WORK TASK
Reprint all of the data below exactly as shown and skip every image.

STORED DATA
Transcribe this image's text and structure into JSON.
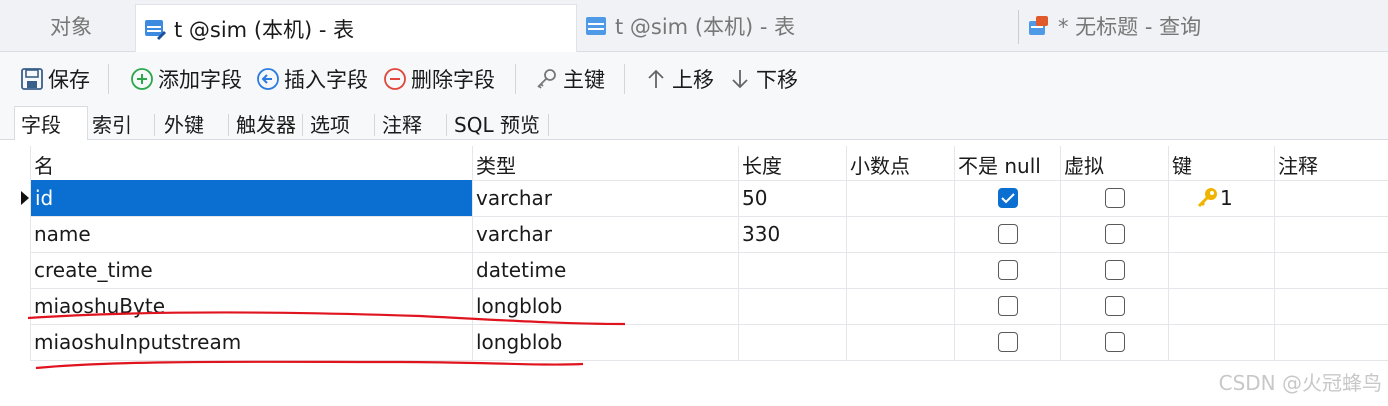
{
  "tabs": [
    {
      "label": "对象",
      "active": false
    },
    {
      "label": "t @sim (本机) - 表",
      "active": true
    },
    {
      "label": "t @sim (本机) - 表",
      "active": false
    },
    {
      "label": "* 无标题 - 查询",
      "active": false
    }
  ],
  "toolbar": {
    "save": "保存",
    "add_field": "添加字段",
    "insert_field": "插入字段",
    "delete_field": "删除字段",
    "primary_key": "主键",
    "move_up": "上移",
    "move_down": "下移"
  },
  "subtabs": [
    "字段",
    "索引",
    "外键",
    "触发器",
    "选项",
    "注释",
    "SQL 预览"
  ],
  "columns": [
    "名",
    "类型",
    "长度",
    "小数点",
    "不是 null",
    "虚拟",
    "键",
    "注释"
  ],
  "rows": [
    {
      "name": "id",
      "type": "varchar",
      "length": "50",
      "decimals": "",
      "not_null": true,
      "virtual": false,
      "key": "1",
      "comment": ""
    },
    {
      "name": "name",
      "type": "varchar",
      "length": "330",
      "decimals": "",
      "not_null": false,
      "virtual": false,
      "key": "",
      "comment": ""
    },
    {
      "name": "create_time",
      "type": "datetime",
      "length": "",
      "decimals": "",
      "not_null": false,
      "virtual": false,
      "key": "",
      "comment": ""
    },
    {
      "name": "miaoshuByte",
      "type": "longblob",
      "length": "",
      "decimals": "",
      "not_null": false,
      "virtual": false,
      "key": "",
      "comment": ""
    },
    {
      "name": "miaoshuInputstream",
      "type": "longblob",
      "length": "",
      "decimals": "",
      "not_null": false,
      "virtual": false,
      "key": "",
      "comment": ""
    }
  ],
  "watermark": "CSDN @火冠蜂鸟",
  "colors": {
    "selection": "#0a6fd1",
    "annotation": "#e0141e",
    "key": "#f0b400"
  }
}
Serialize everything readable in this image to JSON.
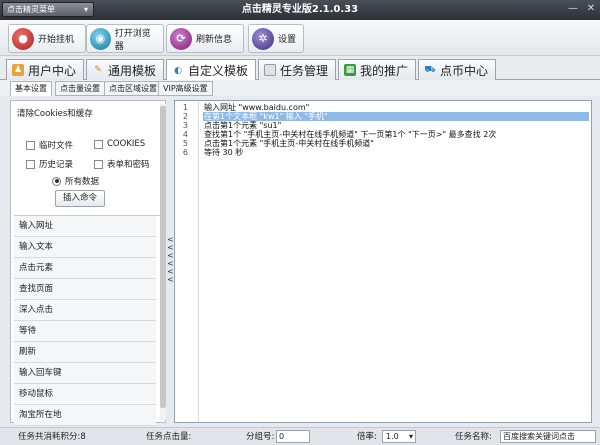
{
  "titlebar": {
    "menu_label": "点击精灵菜单",
    "menu_caret": "▾",
    "title": "点击精灵专业版2.1.0.33",
    "min": "—",
    "close": "✕"
  },
  "toolbar": {
    "buttons": [
      {
        "label": "开始挂机",
        "icon": "robot-icon",
        "color": "#c0392b"
      },
      {
        "label": "打开浏览器",
        "icon": "globe-icon",
        "color": "#1f8bb8"
      },
      {
        "label": "刷新信息",
        "icon": "refresh-icon",
        "color": "#8e2b8a"
      },
      {
        "label": "设置",
        "icon": "gear-icon",
        "color": "#4e3b8a"
      }
    ]
  },
  "tabs": [
    {
      "label": "用户中心",
      "icon": "user-icon"
    },
    {
      "label": "通用模板",
      "icon": "wand-icon"
    },
    {
      "label": "自定义模板",
      "icon": "custom-icon"
    },
    {
      "label": "任务管理",
      "icon": "task-icon"
    },
    {
      "label": "我的推广",
      "icon": "promo-icon"
    },
    {
      "label": "点币中心",
      "icon": "cart-icon"
    }
  ],
  "active_tab": 2,
  "subtabs": [
    "基本设置",
    "点击量设置",
    "点击区域设置",
    "VIP高级设置"
  ],
  "left": {
    "group_title": "清除Cookies和缓存",
    "checkboxes": [
      {
        "label": "临时文件",
        "checked": false
      },
      {
        "label": "COOKIES",
        "checked": false
      },
      {
        "label": "历史记录",
        "checked": false
      },
      {
        "label": "表单和密码",
        "checked": false
      }
    ],
    "radio_label": "所有数据",
    "insert_button": "插入命令",
    "commands": [
      "输入网址",
      "输入文本",
      "点击元素",
      "查找页面",
      "深入点击",
      "等待",
      "刷新",
      "输入回车键",
      "移动鼠标",
      "淘宝所在地"
    ]
  },
  "collapse_arrows": "<\n<\n<\n<\n<\n<",
  "editor": {
    "line_numbers": [
      "1",
      "2",
      "3",
      "4",
      "5",
      "6"
    ],
    "lines": [
      "输入网址 \"www.baidu.com\"",
      "在第1个文本框 \"kw1\" 输入 \"手机\"",
      "点击第1个元素 \"su1\"",
      "查找第1个 \"手机主页-中关村在线手机频道\" 下一页第1个 \"下一页>\" 最多查找 2次",
      "点击第1个元素 \"手机主页-中关村在线手机频道\"",
      "等待 30 秒"
    ],
    "selected_line": 2
  },
  "status": {
    "points_label": "任务共消耗积分:8",
    "clicks_label": "任务点击量:",
    "group_label": "分组号:",
    "group_value": "0",
    "rate_label": "倍率:",
    "rate_value": "1.0",
    "rate_caret": "▾",
    "name_label": "任务名称:",
    "name_value": "百度搜索关键词点击"
  }
}
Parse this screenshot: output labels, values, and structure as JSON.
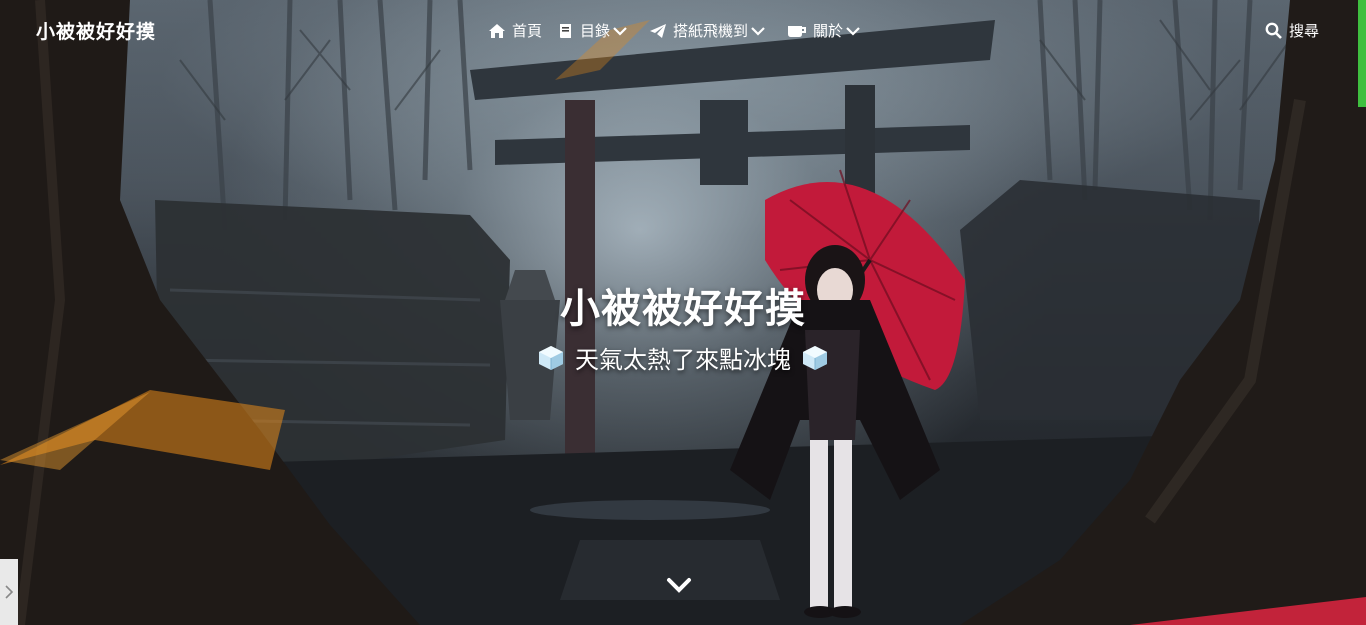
{
  "nav": {
    "brand": "小被被好好摸",
    "items": [
      {
        "label": "首頁",
        "icon": "home-icon",
        "has_dropdown": false
      },
      {
        "label": "目錄",
        "icon": "book-icon",
        "has_dropdown": true
      },
      {
        "label": "搭紙飛機到",
        "icon": "paper-plane-icon",
        "has_dropdown": true
      },
      {
        "label": "關於",
        "icon": "coffee-icon",
        "has_dropdown": true
      }
    ],
    "search_label": "搜尋"
  },
  "hero": {
    "title": "小被被好好摸",
    "subtitle": "天氣太熱了來點冰塊",
    "subtitle_icon": "ice-cube-icon"
  },
  "colors": {
    "accent_green": "#3fbf3f",
    "umbrella_red": "#c21a3a",
    "text": "#ffffff"
  }
}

SOLUTION BELOW
Transcribe this image's text and structure into JSON.
{
  "tabs": [
    {
      "label": "对象",
      "active": false
    },
    {
      "label": "t @sim (本机) - 表",
      "active": true
    },
    {
      "label": "t @sim (本机) - 表",
      "active": false
    },
    {
      "label": "* 无标题 - 查询",
      "active": false
    }
  ],
  "toolbar": {
    "save": "保存",
    "add_field": "添加字段",
    "insert_field": "插入字段",
    "delete_field": "删除字段",
    "primary_key": "主键",
    "move_up": "上移",
    "move_down": "下移"
  },
  "subtabs": [
    "字段",
    "索引",
    "外键",
    "触发器",
    "选项",
    "注释",
    "SQL 预览"
  ],
  "columns": [
    "名",
    "类型",
    "长度",
    "小数点",
    "不是 null",
    "虚拟",
    "键",
    "注释"
  ],
  "rows": [
    {
      "name": "id",
      "type": "varchar",
      "length": "50",
      "decimals": "",
      "not_null": true,
      "virtual": false,
      "key": "1",
      "comment": ""
    },
    {
      "name": "name",
      "type": "varchar",
      "length": "330",
      "decimals": "",
      "not_null": false,
      "virtual": false,
      "key": "",
      "comment": ""
    },
    {
      "name": "create_time",
      "type": "datetime",
      "length": "",
      "decimals": "",
      "not_null": false,
      "virtual": false,
      "key": "",
      "comment": ""
    },
    {
      "name": "miaoshuByte",
      "type": "longblob",
      "length": "",
      "decimals": "",
      "not_null": false,
      "virtual": false,
      "key": "",
      "comment": ""
    },
    {
      "name": "miaoshuInputstream",
      "type": "longblob",
      "length": "",
      "decimals": "",
      "not_null": false,
      "virtual": false,
      "key": "",
      "comment": ""
    }
  ],
  "watermark": "CSDN @火冠蜂鸟",
  "colors": {
    "selection": "#0a6fd1",
    "annotation": "#e0141e",
    "key": "#f0b400"
  }
}
Serialize everything readable in this image to JSON.
{
  "titlebar": {
    "menu_label": "点击精灵菜单",
    "menu_caret": "▾",
    "title": "点击精灵专业版2.1.0.33",
    "min": "—",
    "close": "✕"
  },
  "toolbar": {
    "buttons": [
      {
        "label": "开始挂机",
        "icon": "robot-icon",
        "color": "#c0392b"
      },
      {
        "label": "打开浏览器",
        "icon": "globe-icon",
        "color": "#1f8bb8"
      },
      {
        "label": "刷新信息",
        "icon": "refresh-icon",
        "color": "#8e2b8a"
      },
      {
        "label": "设置",
        "icon": "gear-icon",
        "color": "#4e3b8a"
      }
    ]
  },
  "tabs": [
    {
      "label": "用户中心",
      "icon": "user-icon"
    },
    {
      "label": "通用模板",
      "icon": "wand-icon"
    },
    {
      "label": "自定义模板",
      "icon": "custom-icon"
    },
    {
      "label": "任务管理",
      "icon": "task-icon"
    },
    {
      "label": "我的推广",
      "icon": "promo-icon"
    },
    {
      "label": "点币中心",
      "icon": "cart-icon"
    }
  ],
  "active_tab": 2,
  "subtabs": [
    "基本设置",
    "点击量设置",
    "点击区域设置",
    "VIP高级设置"
  ],
  "left": {
    "group_title": "清除Cookies和缓存",
    "checkboxes": [
      {
        "label": "临时文件",
        "checked": false
      },
      {
        "label": "COOKIES",
        "checked": false
      },
      {
        "label": "历史记录",
        "checked": false
      },
      {
        "label": "表单和密码",
        "checked": false
      }
    ],
    "radio_label": "所有数据",
    "insert_button": "插入命令",
    "commands": [
      "输入网址",
      "输入文本",
      "点击元素",
      "查找页面",
      "深入点击",
      "等待",
      "刷新",
      "输入回车键",
      "移动鼠标",
      "淘宝所在地"
    ]
  },
  "collapse_arrows": "<\n<\n<\n<\n<\n<",
  "editor": {
    "line_numbers": [
      "1",
      "2",
      "3",
      "4",
      "5",
      "6"
    ],
    "lines": [
      "输入网址 \"www.baidu.com\"",
      "在第1个文本框 \"kw1\" 输入 \"手机\"",
      "点击第1个元素 \"su1\"",
      "查找第1个 \"手机主页-中关村在线手机频道\" 下一页第1个 \"下一页>\" 最多查找 2次",
      "点击第1个元素 \"手机主页-中关村在线手机频道\"",
      "等待 30 秒"
    ],
    "selected_line": 2
  },
  "status": {
    "points_label": "任务共消耗积分:8",
    "clicks_label": "任务点击量:",
    "group_label": "分组号:",
    "group_value": "0",
    "rate_label": "倍率:",
    "rate_value": "1.0",
    "rate_caret": "▾",
    "name_label": "任务名称:",
    "name_value": "百度搜索关键词点击"
  }
}
Parse this screenshot: output labels, values, and structure as JSON.
{
  "nav": {
    "brand": "小被被好好摸",
    "items": [
      {
        "label": "首頁",
        "icon": "home-icon",
        "has_dropdown": false
      },
      {
        "label": "目錄",
        "icon": "book-icon",
        "has_dropdown": true
      },
      {
        "label": "搭紙飛機到",
        "icon": "paper-plane-icon",
        "has_dropdown": true
      },
      {
        "label": "關於",
        "icon": "coffee-icon",
        "has_dropdown": true
      }
    ],
    "search_label": "搜尋"
  },
  "hero": {
    "title": "小被被好好摸",
    "subtitle": "天氣太熱了來點冰塊",
    "subtitle_icon": "ice-cube-icon"
  },
  "colors": {
    "accent_green": "#3fbf3f",
    "umbrella_red": "#c21a3a",
    "text": "#ffffff"
  }
}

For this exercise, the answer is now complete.